→ Task to complete:
Establish the number of lines below that contain the string "gmail". State that number alone.

= Beginning of Section =

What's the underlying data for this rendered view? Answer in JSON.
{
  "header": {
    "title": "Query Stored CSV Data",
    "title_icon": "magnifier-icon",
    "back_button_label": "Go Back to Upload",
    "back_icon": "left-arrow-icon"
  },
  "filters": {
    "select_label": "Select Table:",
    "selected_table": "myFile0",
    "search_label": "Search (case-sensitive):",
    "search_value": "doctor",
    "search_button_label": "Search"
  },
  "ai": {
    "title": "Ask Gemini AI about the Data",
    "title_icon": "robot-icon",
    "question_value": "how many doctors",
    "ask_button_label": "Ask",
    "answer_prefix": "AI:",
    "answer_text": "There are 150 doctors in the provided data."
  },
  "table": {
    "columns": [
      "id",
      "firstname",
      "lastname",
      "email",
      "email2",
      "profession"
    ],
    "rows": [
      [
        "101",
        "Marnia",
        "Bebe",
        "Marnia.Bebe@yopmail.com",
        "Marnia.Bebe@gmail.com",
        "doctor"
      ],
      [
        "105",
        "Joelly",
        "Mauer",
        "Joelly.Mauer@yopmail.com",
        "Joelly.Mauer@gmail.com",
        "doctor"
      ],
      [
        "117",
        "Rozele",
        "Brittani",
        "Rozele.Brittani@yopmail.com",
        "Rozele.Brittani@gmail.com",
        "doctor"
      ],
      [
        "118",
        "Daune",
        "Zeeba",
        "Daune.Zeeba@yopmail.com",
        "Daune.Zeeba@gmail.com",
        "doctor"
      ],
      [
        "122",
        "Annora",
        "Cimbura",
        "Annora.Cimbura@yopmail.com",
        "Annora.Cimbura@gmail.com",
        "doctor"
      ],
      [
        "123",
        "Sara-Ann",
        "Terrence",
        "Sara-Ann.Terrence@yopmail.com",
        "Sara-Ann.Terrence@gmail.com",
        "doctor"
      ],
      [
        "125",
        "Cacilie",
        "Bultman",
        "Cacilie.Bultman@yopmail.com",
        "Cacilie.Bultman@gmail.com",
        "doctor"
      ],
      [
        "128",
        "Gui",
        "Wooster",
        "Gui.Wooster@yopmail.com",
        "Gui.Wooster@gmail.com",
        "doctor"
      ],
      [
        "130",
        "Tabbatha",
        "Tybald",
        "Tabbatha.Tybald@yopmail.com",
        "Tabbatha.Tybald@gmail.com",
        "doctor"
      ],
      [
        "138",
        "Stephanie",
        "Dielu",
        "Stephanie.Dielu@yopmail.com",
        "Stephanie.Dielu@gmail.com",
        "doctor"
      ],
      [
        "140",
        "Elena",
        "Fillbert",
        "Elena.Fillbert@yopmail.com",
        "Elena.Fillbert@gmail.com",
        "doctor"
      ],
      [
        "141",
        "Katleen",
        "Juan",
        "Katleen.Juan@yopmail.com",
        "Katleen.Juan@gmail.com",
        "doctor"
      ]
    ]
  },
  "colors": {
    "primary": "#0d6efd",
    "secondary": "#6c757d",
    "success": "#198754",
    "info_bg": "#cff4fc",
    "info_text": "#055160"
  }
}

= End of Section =

→ Reply to the task:
12